A NORTH Wales Council is set to reclaim £47,988.50 in housing benefit paid to a landlord over a 12-month period.
Earlier this year, Mark Thorogood of Townsend House, Beaumaris was convicted of failing to licence his properties as HMOs. Landlords who operate a House of Multiple Occupation (HMO) without a licence may have to repay housing benefit.
Conwy County Borough Council applied for a Rent Repayment Order to reclaim money paid to Mark Thorogood in housing benefit; the application related to six properties in Llandudno and amounted to almost £48,000.
The Residential Property Tribunal Wales assessed the case at a hearing in St Asaph on 7 October 2015 to determine whether a Rent Repayment Order should be awarded and the value of repayment.
The panel were satisfied that the Council had complied with the legal requirements before making the application to the Residential Property Tribunal. Mr. Thorogood confirmed that the Authority had acted correctly.
Mr Thorogood has until noon on Friday, 12th February 2015 to pay the money back to Conwy County Borough Council.
Cllr Philip Evans, Conwy’s Cabinet Member for Regulation, said, “We believe this is the largest Rent Repayment Order to be awarded in Wales and the third largest in England and Wales.
“Licensing of Houses in Multiple Occupation (HMO) is important because it raises management, safety and amenity standards, thereby protecting both the tenants and the local community. Poor standards in rented properties can have adverse effects on neighbourhoods and spoil the quality of life for others.

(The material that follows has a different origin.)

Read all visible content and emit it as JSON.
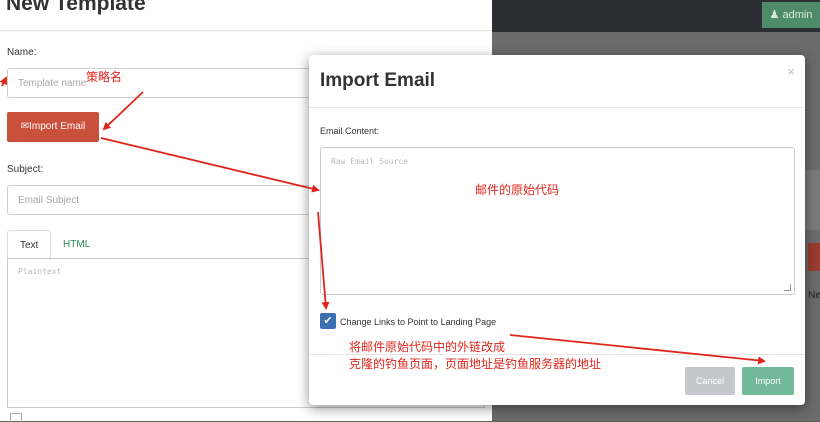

“This case should send a clear message to all landlords that we will take action if they fail to apply to licence an HMO, and we will seek to recover housing benefit paid when they were operating an HMO outside the law.”